It takes a lot of work to know where to dig and how to dig out a fossil of the sort.  It took Shubin six summertime trips to a remote area in the Arctic.  And you don’t just drive out there in a car. There are no roads anywhere to be seen.  It takes a lot of money and therefore a lot of persuading in order to get the necessary grants to allow a highly trained team to go out to such remote spots.

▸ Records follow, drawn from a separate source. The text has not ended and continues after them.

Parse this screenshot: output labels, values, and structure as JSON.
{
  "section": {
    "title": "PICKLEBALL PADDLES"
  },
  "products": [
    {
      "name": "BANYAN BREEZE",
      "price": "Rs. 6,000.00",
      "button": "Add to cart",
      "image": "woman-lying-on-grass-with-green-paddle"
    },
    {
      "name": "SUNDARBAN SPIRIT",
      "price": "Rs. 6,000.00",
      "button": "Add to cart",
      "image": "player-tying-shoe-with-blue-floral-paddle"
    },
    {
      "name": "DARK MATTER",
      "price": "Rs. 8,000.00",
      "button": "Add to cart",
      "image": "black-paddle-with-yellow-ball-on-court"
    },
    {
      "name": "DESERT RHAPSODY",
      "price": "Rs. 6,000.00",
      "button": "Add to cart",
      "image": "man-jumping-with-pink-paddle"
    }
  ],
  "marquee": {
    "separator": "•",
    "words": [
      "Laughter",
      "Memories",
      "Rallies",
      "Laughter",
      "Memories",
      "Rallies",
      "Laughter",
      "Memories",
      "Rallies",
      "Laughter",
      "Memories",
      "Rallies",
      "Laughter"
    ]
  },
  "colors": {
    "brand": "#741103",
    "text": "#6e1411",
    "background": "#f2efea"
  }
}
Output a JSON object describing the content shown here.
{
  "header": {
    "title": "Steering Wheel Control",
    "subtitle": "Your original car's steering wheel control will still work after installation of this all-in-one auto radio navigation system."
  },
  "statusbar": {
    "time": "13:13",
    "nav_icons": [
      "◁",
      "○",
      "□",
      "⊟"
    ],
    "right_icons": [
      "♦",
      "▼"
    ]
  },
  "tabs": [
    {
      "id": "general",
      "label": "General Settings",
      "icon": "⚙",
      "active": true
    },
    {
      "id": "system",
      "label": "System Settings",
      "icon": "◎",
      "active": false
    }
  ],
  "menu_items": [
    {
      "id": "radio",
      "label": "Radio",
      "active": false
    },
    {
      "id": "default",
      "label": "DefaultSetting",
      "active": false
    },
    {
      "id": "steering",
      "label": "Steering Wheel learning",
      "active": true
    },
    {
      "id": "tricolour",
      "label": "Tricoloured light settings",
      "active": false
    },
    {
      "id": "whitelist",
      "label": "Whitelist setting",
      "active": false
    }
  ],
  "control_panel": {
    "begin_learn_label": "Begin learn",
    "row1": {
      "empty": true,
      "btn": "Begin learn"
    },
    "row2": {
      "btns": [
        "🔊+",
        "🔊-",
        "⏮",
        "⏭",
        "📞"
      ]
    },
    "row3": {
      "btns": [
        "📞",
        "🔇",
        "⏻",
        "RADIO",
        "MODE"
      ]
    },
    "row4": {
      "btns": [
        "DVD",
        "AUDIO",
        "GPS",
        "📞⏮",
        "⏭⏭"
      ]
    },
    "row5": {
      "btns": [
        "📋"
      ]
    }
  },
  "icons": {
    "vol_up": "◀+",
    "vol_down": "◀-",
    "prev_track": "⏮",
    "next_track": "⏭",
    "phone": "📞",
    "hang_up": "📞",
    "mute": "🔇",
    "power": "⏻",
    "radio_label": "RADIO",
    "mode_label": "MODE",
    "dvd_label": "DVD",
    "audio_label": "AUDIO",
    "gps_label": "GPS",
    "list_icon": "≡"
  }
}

Speaking of remote, Shubin mentions that ancient sea floors show up in the darndest places.  For instance, if you go to the North face of Mount Everest, almost within sight of the mountain peak, you can find fossilized sea shells (you can also find lots of ancient sea creature fossils at the top of the Grand Canyon).  The place where Shubin found Tiktaalik would seem equally unlikely to those of us who are not familiar with paleontology.  The area where Tiktaalik was discovered (Ellesmere Island, Canada, only 1000 miles from the North Pole) was formerly an ancient tropical delta, much like the current Amazon, where fish would have thrived and fossilized.  This area was chosen because geologists had previously discovered that exposed rock dated roughly 375 million to 380 million years old existed at Ellesmere.  After discovering Tiktaalik Shubin named it.  Tiktaalik is an Inuit word meaning “large freshwater fish.”

Shubin writes with a personal yet precise style.  The journey he is discussing in his book doesn’t only have to do with finding the ancient fish he discovered near the North Pole. That is just the beginning.  Most of the book has to do with the relationship between ancient fish and modern human anatomy:

How can I be so sure that this fossil says something about my own body?  Consider the neck of Tiktaalik .  All fish prior to Tiktaalik have a set of bones attached to the skull to the shoulder, so that every time the animal band its body, it also bent his head.  Tiktaalik is different.  The head is completely free of the shoulder.  This whole arrangement is shared with amphibians, reptiles, birds, and mammals, including us.  The entire shift can be traced to the loss of a few small bones in a fish like Tiktaalik.  I can do a similar analysis for the wrists, ribs, errors, and other parts of our skeleton-all these features can be traced back to a fish like this.  This fossil is just as much a part of our history as the African hominids, such as australopithecus afarensis, the famous “Lucy.”  Seeing Lucy, we can understand our history is highly advanced primates.  Seeing Tiktaalik is seeing our history as fish.

As a make my way through Shubin’s book further, I’ll will be writing more about it at this site.  I’m really looking forward to this. 

I’m tempted to send copies of this book to a few creationist acquaintances, so that they can read Shubin’s fascinating account about the existence and discovery of an undeniable transitional life form.   Then again, those creationists would probably deny that the fish with a neck and a wrist ever lived, arguing that God put that fossil there to test their faith . . .


Tags: , , , , , ,

Category: Evolution, Meaning of Life, Science

About the Author ()

Erich Vieth is an attorney focusing on consumer law litigation and appellate practice. He is also a working musician and a writer, having founded Dangerous Intersection in 2006. Erich lives in the Shaw Neighborhood of St. Louis, Missouri, where he lives half-time with his two extraordinary daughters.

Comments (2)

Trackback URL | Comments RSS Feed

  1. Dan Klarmann says:

    Bear in mind that each transitional fossil found implies two new "missing links". No amount of transitional fossils will persuade Creationists of the validity of the fossil record as evidence for evolution. Although it was the growing set of fossil clues that led generations of scientists before Darwin to suggest that species came to be through gradual changes rather than all at once.

    That's why I like evolutionist arguments from the chemistry and DNA perspective, as in Carroll's "The Making of the Fittest" (as I discuss here).

    Just because fossils led the way to the theory of evolution doesn't imply that fossils are the best way to prove it.

  2. Robert says:

    Yes, good article, thank you!

Leave a Reply